Former Sen. Percy Malone of Arkadelphia said prior to adoption of the 2011 law establishing a statewide system for reporting prescription information, bills proposing the program had come before the General Assembly without success. He said in deliberating earlier versions of the measure, conflicts arose between law enforcement officials seeking ready access to the drug prescription history the program would provide and those in medical and pharmacological fields concerned the scrutiny would discourage patients with legitimate needs from seeking necessary treatment and medication.
“We didn’t want the cure to be worse than the disease,” Malone, himself a pharmacist, said by telephone Thursday. “We wanted to make sure we didn’t do anything to prevent physicians or pharmacists from providing care to those who need it.”
While the aim of the program was to prevent abuse of prescription medicines, Malone said efforts were needed to see that those who had legitimate medications from different providers — and their pharmacists — were not stigmatized.
“If someone legitimately has pain, they should be able to go to their doctor and pharmacist who can prescribe for them without someone looking over their shoulder,” he said. “With a statewide monitoring system in place, every prescription written the patient is going to be recognized.”
Another important concern was privacy. Care was taken to tightly limit access to the database of prescription information. Some law enforcement officials complained about the need to obtain a warrant, but Malone said lawmakers stood their ground.
“We made it difficult on purpose,” he said. “I told them, ‘This is America.’”
Former Rep. Tracy Pennartz of Fort Smith, a co-sponsor of HB 1186, the House version of Act 304, said Thursday although the proposal had been rejected in earlier sessions, it passed in 2011 with the”broad support” of representatives of state medical and pharmacy associations.
“It took several years of work to get a balance, but in the end it was not difficult, ” Malone agreed. “We worked with all the disciplines — emergency rooms, doctors, the medical board, the pharmacy association. All the issues we debated had been resolved in meetings we held over a period of time.”

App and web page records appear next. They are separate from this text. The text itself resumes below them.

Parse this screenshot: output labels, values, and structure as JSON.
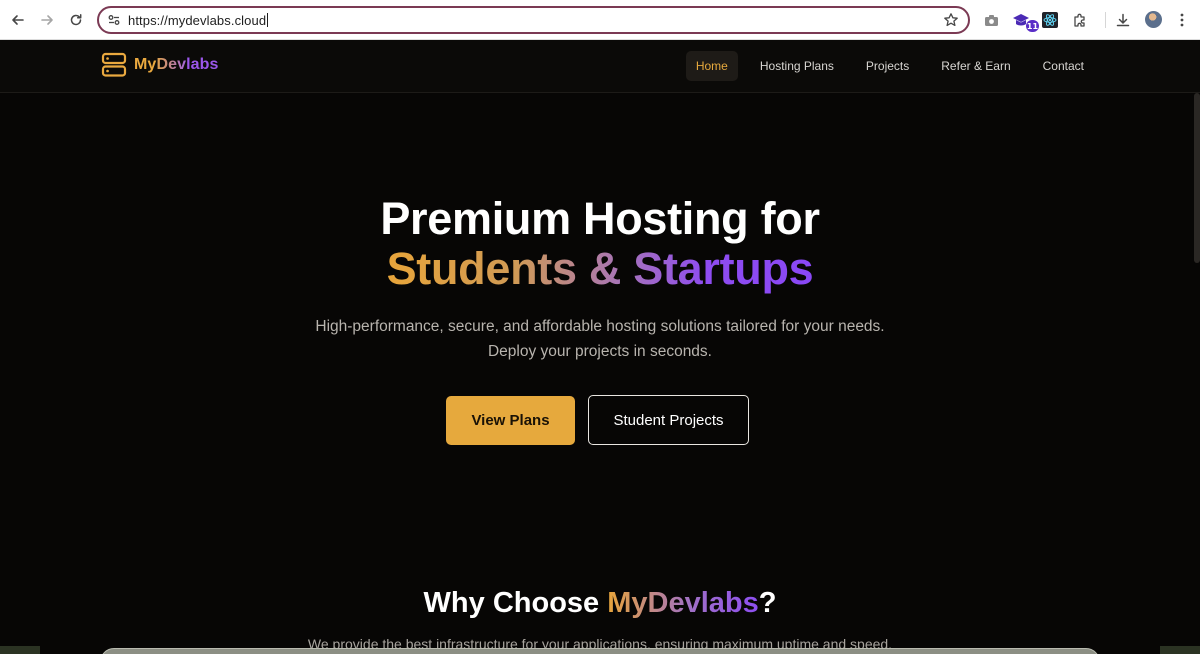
{
  "browser": {
    "url": "https://mydevlabs.cloud",
    "extension_badge": "11"
  },
  "site": {
    "logo": {
      "part1": "My",
      "part2": "Dev",
      "part3": "labs"
    },
    "nav": [
      {
        "label": "Home",
        "active": true
      },
      {
        "label": "Hosting Plans",
        "active": false
      },
      {
        "label": "Projects",
        "active": false
      },
      {
        "label": "Refer & Earn",
        "active": false
      },
      {
        "label": "Contact",
        "active": false
      }
    ]
  },
  "hero": {
    "title_line1": "Premium Hosting for",
    "title_line2": "Students & Startups",
    "subtitle": "High-performance, secure, and affordable hosting solutions tailored for your needs. Deploy your projects in seconds.",
    "primary_button": "View Plans",
    "secondary_button": "Student Projects"
  },
  "why": {
    "title_prefix": "Why Choose ",
    "title_brand": "MyDevlabs",
    "title_suffix": "?",
    "subtitle": "We provide the best infrastructure for your applications, ensuring maximum uptime and speed."
  },
  "colors": {
    "accent": "#e6a93d",
    "purple": "#8b48f5",
    "background": "#070605"
  }
}
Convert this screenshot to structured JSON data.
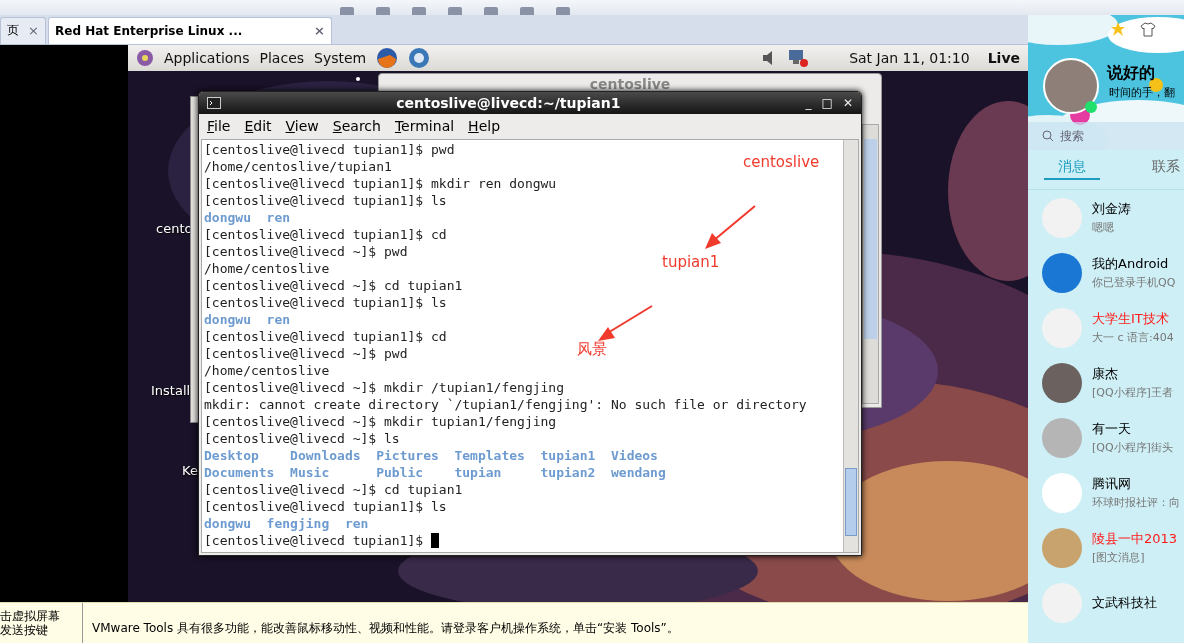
{
  "browser_tabs": [
    {
      "label": "页",
      "close": "×",
      "selected": false
    },
    {
      "label": "Red Hat Enterprise Linux ...",
      "close": "×",
      "selected": true
    }
  ],
  "gnome_panel": {
    "menus": [
      "Applications",
      "Places",
      "System"
    ],
    "clock": "Sat Jan 11, 01:10",
    "user": "Live"
  },
  "desktop_labels": [
    "cento",
    "Install",
    "Ke"
  ],
  "back_window": {
    "title": "centoslive"
  },
  "terminal": {
    "title": "centoslive@livecd:~/tupian1",
    "menu": [
      "File",
      "Edit",
      "View",
      "Search",
      "Terminal",
      "Help"
    ],
    "window_buttons": [
      "_",
      "□",
      "✕"
    ],
    "cursor": true,
    "lines": [
      {
        "kind": "text",
        "text": "[centoslive@livecd tupian1]$ pwd"
      },
      {
        "kind": "text",
        "text": "/home/centoslive/tupian1"
      },
      {
        "kind": "text",
        "text": "[centoslive@livecd tupian1]$ mkdir ren dongwu"
      },
      {
        "kind": "text",
        "text": "[centoslive@livecd tupian1]$ ls"
      },
      {
        "kind": "listing",
        "text": "dongwu  ren"
      },
      {
        "kind": "text",
        "text": "[centoslive@livecd tupian1]$ cd"
      },
      {
        "kind": "text",
        "text": "[centoslive@livecd ~]$ pwd"
      },
      {
        "kind": "text",
        "text": "/home/centoslive"
      },
      {
        "kind": "text",
        "text": "[centoslive@livecd ~]$ cd tupian1"
      },
      {
        "kind": "text",
        "text": "[centoslive@livecd tupian1]$ ls"
      },
      {
        "kind": "listing",
        "text": "dongwu  ren"
      },
      {
        "kind": "text",
        "text": "[centoslive@livecd tupian1]$ cd"
      },
      {
        "kind": "text",
        "text": "[centoslive@livecd ~]$ pwd"
      },
      {
        "kind": "text",
        "text": "/home/centoslive"
      },
      {
        "kind": "text",
        "text": "[centoslive@livecd ~]$ mkdir /tupian1/fengjing"
      },
      {
        "kind": "text",
        "text": "mkdir: cannot create directory `/tupian1/fengjing': No such file or directory"
      },
      {
        "kind": "text",
        "text": "[centoslive@livecd ~]$ mkdir tupian1/fengjing"
      },
      {
        "kind": "text",
        "text": "[centoslive@livecd ~]$ ls"
      },
      {
        "kind": "listing",
        "text": "Desktop    Downloads  Pictures  Templates  tupian1  Videos"
      },
      {
        "kind": "listing",
        "text": "Documents  Music      Public    tupian     tupian2  wendang"
      },
      {
        "kind": "text",
        "text": "[centoslive@livecd ~]$ cd tupian1"
      },
      {
        "kind": "text",
        "text": "[centoslive@livecd tupian1]$ ls"
      },
      {
        "kind": "listing",
        "text": "dongwu  fengjing  ren"
      },
      {
        "kind": "text",
        "text": "[centoslive@livecd tupian1]$ "
      }
    ]
  },
  "annotations": [
    "centoslive",
    "tupian1",
    "风景"
  ],
  "qq": {
    "nickname": "说好的",
    "signature": "时间的手，翻",
    "search": {
      "placeholder": "搜索"
    },
    "tabs": [
      {
        "label": "消息",
        "selected": true
      },
      {
        "label": "联系",
        "selected": false
      }
    ],
    "chats": [
      {
        "name": "刘金涛",
        "preview": "嗯嗯",
        "highlighted": false
      },
      {
        "name": "我的Android",
        "preview": "你已登录手机QQ",
        "highlighted": false
      },
      {
        "name": "大学生IT技术",
        "preview": "大一 c 语言:404",
        "highlighted": true
      },
      {
        "name": "康杰",
        "preview": "[QQ小程序]王者",
        "highlighted": false
      },
      {
        "name": "有一天",
        "preview": "[QQ小程序]街头",
        "highlighted": false
      },
      {
        "name": "腾讯网",
        "preview": "环球时报社评：向",
        "highlighted": false
      },
      {
        "name": "陵县一中2013",
        "preview": "[图文消息]",
        "highlighted": true
      },
      {
        "name": "文武科技社",
        "highlighted": false
      }
    ]
  },
  "bottom_bar": {
    "hint_lines": [
      "击虚拟屏幕",
      "发送按键"
    ],
    "message": "VMware Tools 具有很多功能，能改善鼠标移动性、视频和性能。请登录客户机操作系统，单击“安装 Tools”。"
  }
}
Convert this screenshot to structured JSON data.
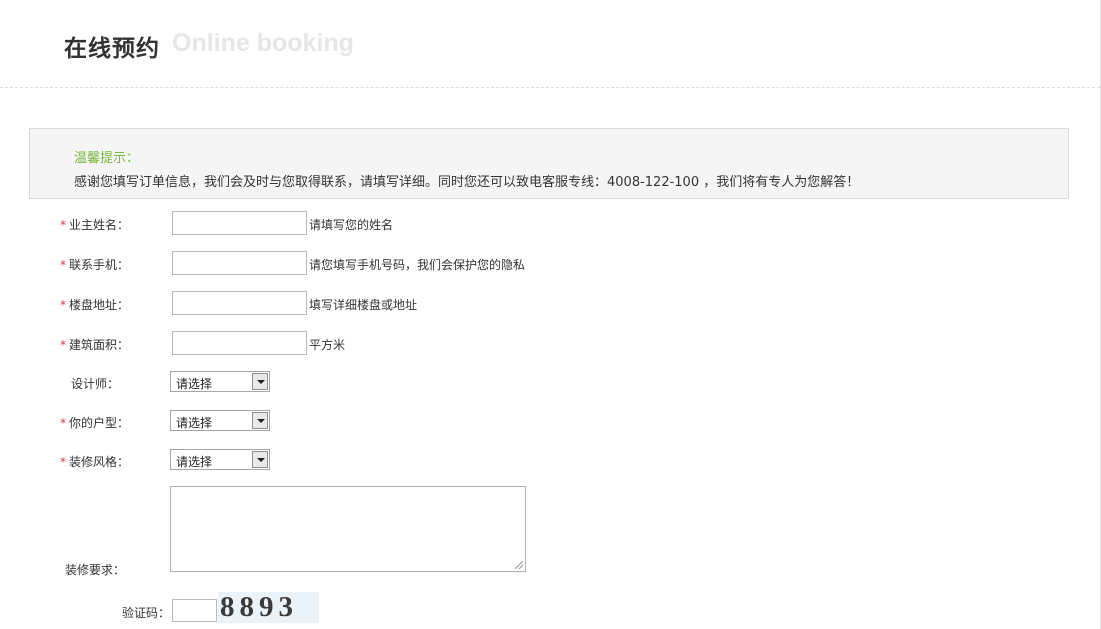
{
  "header": {
    "title_cn": "在线预约",
    "title_en": "Online booking"
  },
  "notice": {
    "title": "温馨提示：",
    "text": "感谢您填写订单信息，我们会及时与您取得联系，请填写详细。同时您还可以致电客服专线：4008-122-100 ，我们将有专人为您解答！"
  },
  "form": {
    "required_mark": "*",
    "owner_name": {
      "label": "业主姓名：",
      "value": "",
      "hint": "请填写您的姓名"
    },
    "phone": {
      "label": "联系手机：",
      "value": "",
      "hint": "请您填写手机号码，我们会保护您的隐私"
    },
    "address": {
      "label": "楼盘地址：",
      "value": "",
      "hint": "填写详细楼盘或地址"
    },
    "area": {
      "label": "建筑面积：",
      "value": "",
      "hint": "平方米"
    },
    "designer": {
      "label": "设计师：",
      "selected": "请选择"
    },
    "house_type": {
      "label": "你的户型：",
      "selected": "请选择"
    },
    "style": {
      "label": "装修风格：",
      "selected": "请选择"
    },
    "requirements": {
      "label": "装修要求：",
      "value": ""
    },
    "captcha": {
      "label": "验证码：",
      "value": "",
      "image_text": "8893"
    }
  }
}
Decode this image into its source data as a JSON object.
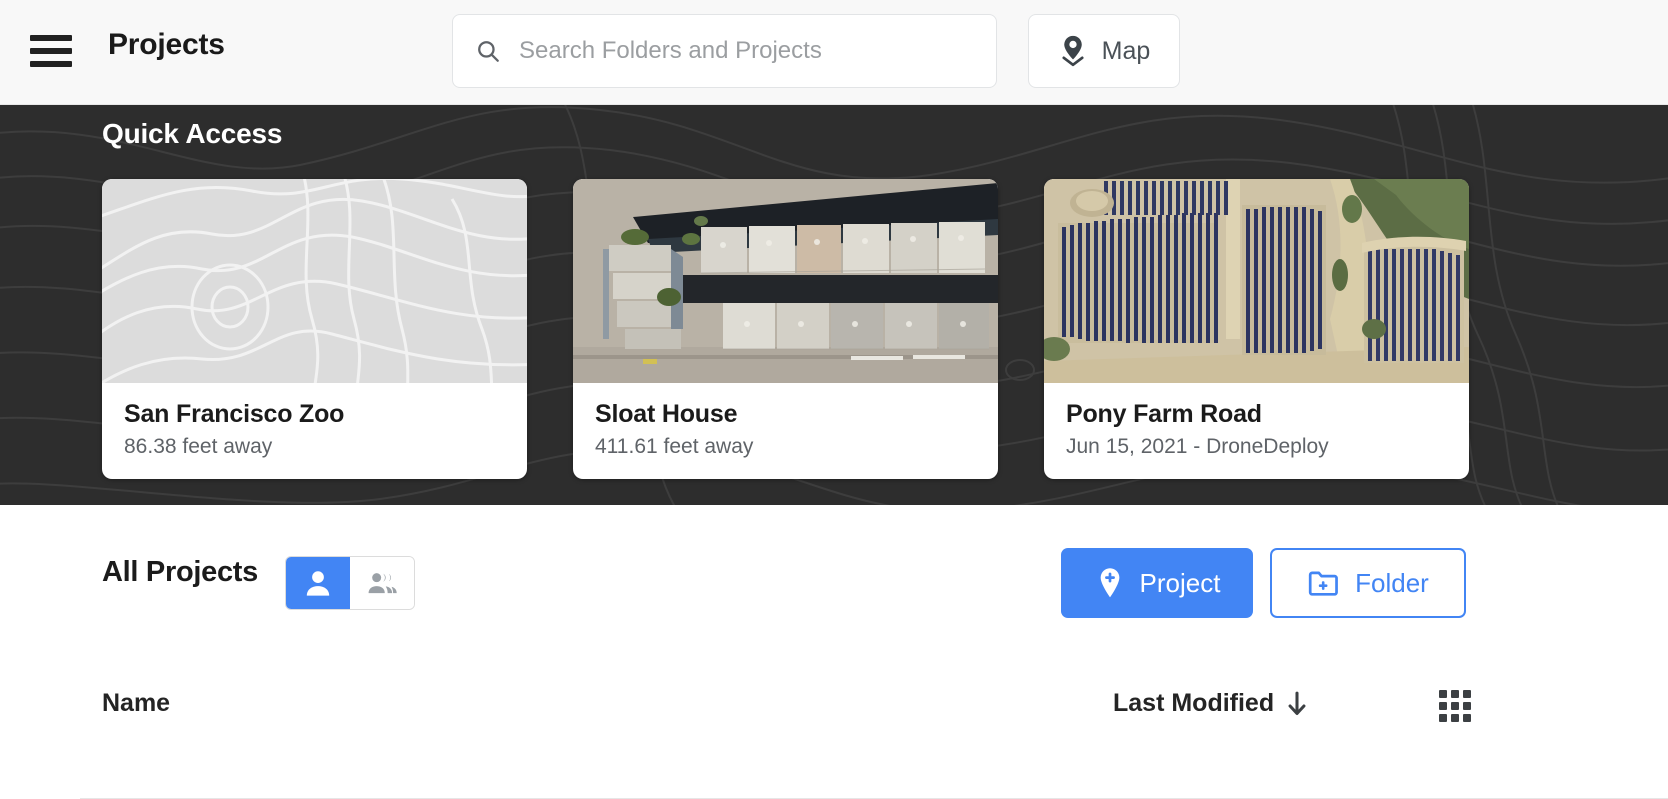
{
  "topbar": {
    "menu_icon": "hamburger-icon",
    "title": "Projects",
    "search": {
      "icon": "search-icon",
      "placeholder": "Search Folders and Projects",
      "value": ""
    },
    "map_button": {
      "icon": "map-pin-icon",
      "label": "Map"
    }
  },
  "quick_access": {
    "heading": "Quick Access",
    "cards": [
      {
        "name": "San Francisco Zoo",
        "subtitle": "86.38 feet away",
        "thumb": "topo-placeholder"
      },
      {
        "name": "Sloat House",
        "subtitle": "411.61 feet away",
        "thumb": "aerial-rooftops"
      },
      {
        "name": "Pony Farm Road",
        "subtitle": "Jun 15, 2021 - DroneDeploy",
        "thumb": "aerial-solar-farm"
      }
    ]
  },
  "all_projects": {
    "heading": "All Projects",
    "view_toggle": {
      "options": [
        {
          "icon": "person-icon",
          "selected": true
        },
        {
          "icon": "people-group-icon",
          "selected": false
        }
      ]
    },
    "new_project_button": {
      "icon": "add-location-pin-icon",
      "label": "Project"
    },
    "new_folder_button": {
      "icon": "add-folder-icon",
      "label": "Folder"
    }
  },
  "table": {
    "columns": [
      {
        "label": "Name"
      },
      {
        "label": "Last Modified",
        "sort_icon": "arrow-down-icon"
      }
    ],
    "grid_view_icon": "grid-view-icon",
    "rows": []
  },
  "colors": {
    "accent": "#4285f4",
    "hero_background": "#2d2d2d",
    "topbar_background": "#f8f8f8",
    "text_primary": "#1b1b1b",
    "text_secondary": "#5f6368"
  }
}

The measure passed by a 35-0 vote in the Senate. House members adopted the companion bill 64-22.
Although no funding was appropriated for the program, Pennartz said that was not unusual, particularly in the case of Health Department programs, where grant money is typically available.
“The biggest part of it was getting it up and in place,” she said.
The state program started March 1; it requires every licensed pharmacist in the state to record filling a prescription to all Schedule II, III, IV and V controlled substances, listing the drug, dosage and amount, as well as the personal identification of the person to whom it was issued.